(Exercise material begins)

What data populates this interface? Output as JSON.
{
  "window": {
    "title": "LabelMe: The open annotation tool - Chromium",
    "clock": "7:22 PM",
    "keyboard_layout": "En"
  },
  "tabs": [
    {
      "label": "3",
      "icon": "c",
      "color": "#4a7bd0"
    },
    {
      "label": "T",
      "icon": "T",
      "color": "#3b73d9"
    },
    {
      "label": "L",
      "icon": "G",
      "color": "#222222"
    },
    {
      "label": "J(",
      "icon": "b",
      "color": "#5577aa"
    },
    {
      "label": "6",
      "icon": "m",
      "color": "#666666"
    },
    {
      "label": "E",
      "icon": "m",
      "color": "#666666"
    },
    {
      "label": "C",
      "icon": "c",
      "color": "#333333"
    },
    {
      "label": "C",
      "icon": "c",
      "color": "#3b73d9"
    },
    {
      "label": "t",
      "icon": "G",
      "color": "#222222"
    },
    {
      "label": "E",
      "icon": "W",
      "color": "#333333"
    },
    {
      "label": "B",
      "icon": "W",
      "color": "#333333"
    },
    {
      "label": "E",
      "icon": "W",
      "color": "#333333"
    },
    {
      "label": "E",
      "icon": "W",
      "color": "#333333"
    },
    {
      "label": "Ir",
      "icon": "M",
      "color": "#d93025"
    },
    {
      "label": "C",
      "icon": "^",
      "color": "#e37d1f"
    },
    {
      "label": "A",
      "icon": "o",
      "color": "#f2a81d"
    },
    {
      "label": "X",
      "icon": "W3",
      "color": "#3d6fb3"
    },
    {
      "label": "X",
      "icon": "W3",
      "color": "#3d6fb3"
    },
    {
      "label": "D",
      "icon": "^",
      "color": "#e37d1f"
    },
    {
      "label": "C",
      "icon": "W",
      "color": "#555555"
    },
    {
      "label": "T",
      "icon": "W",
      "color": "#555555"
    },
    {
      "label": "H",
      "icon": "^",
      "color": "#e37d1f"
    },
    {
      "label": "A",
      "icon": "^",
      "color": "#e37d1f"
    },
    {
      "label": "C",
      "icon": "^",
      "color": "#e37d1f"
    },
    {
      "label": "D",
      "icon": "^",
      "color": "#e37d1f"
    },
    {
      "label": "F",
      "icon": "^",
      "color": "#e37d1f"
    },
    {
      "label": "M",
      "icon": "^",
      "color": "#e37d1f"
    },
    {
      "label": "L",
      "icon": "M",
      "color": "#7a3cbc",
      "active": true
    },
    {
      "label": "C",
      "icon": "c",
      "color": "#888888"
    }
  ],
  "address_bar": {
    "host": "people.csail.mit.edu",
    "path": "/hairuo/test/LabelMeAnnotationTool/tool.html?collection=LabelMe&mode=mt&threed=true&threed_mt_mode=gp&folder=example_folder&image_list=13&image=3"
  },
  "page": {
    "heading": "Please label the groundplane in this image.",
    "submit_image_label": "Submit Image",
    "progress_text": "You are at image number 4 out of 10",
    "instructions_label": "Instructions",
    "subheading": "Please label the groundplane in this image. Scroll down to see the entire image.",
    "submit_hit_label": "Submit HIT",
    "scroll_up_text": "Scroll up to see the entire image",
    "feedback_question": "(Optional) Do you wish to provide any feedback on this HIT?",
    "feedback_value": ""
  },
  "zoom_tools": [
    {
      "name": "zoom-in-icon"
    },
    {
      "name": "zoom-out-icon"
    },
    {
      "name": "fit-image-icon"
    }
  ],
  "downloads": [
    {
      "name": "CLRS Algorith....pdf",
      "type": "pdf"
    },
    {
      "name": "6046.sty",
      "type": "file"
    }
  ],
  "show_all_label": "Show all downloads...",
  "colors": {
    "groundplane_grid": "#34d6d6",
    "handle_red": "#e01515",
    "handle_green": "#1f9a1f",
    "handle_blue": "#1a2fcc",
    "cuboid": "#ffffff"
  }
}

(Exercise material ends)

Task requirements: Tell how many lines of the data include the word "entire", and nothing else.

Answer for the task: 2